ASSIGNED TASK:
Below are entries. Pull out all lines containing "icon".

Start of MATERIAL PROVIDED

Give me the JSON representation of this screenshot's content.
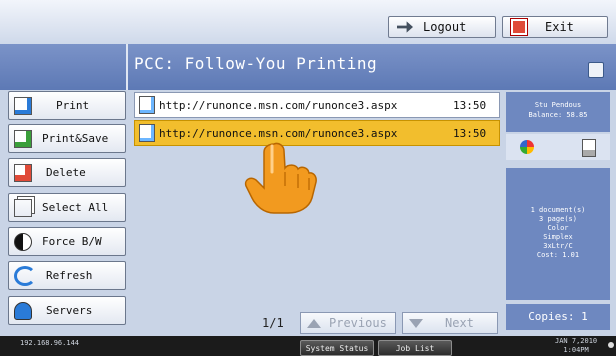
{
  "top": {
    "logout_label": "Logout",
    "exit_label": "Exit"
  },
  "title": "PCC: Follow-You Printing",
  "left_buttons": [
    {
      "label": "Print",
      "icon": "print-doc-icon"
    },
    {
      "label": "Print&Save",
      "icon": "print-save-icon"
    },
    {
      "label": "Delete",
      "icon": "delete-icon"
    },
    {
      "label": "Select All",
      "icon": "select-all-icon"
    },
    {
      "label": "Force B/W",
      "icon": "contrast-icon"
    },
    {
      "label": "Refresh",
      "icon": "refresh-icon"
    },
    {
      "label": "Servers",
      "icon": "servers-icon"
    }
  ],
  "jobs": [
    {
      "url": "http://runonce.msn.com/runonce3.aspx",
      "time": "13:50",
      "selected": false
    },
    {
      "url": "http://runonce.msn.com/runonce3.aspx",
      "time": "13:50",
      "selected": true
    }
  ],
  "pager": {
    "page": "1/1",
    "prev_label": "Previous",
    "next_label": "Next"
  },
  "user": {
    "name": "Stu Pendous",
    "balance": "Balance: 58.85"
  },
  "job_info": [
    "1 document(s)",
    "3 page(s)",
    "Color",
    "Simplex",
    "3xLtr/C",
    "Cost: 1.01"
  ],
  "copies_label": "Copies: 1",
  "status": {
    "ip": "192.168.96.144",
    "system_status_label": "System Status",
    "job_list_label": "Job List",
    "date": "JAN   7,2010",
    "time": "1:04PM"
  },
  "colors": {
    "title_bar": "#5d79b5",
    "selected_row": "#f2be2d",
    "info_panel": "#6e88c0",
    "status_bar": "#1b1b1b"
  }
}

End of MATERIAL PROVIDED

SOLUTION FOR THIS TASK:
      "icon": "print-doc-icon"
      "icon": "print-save-icon"
      "icon": "delete-icon"
      "icon": "select-all-icon"
      "icon": "contrast-icon"
      "icon": "refresh-icon"
      "icon": "servers-icon"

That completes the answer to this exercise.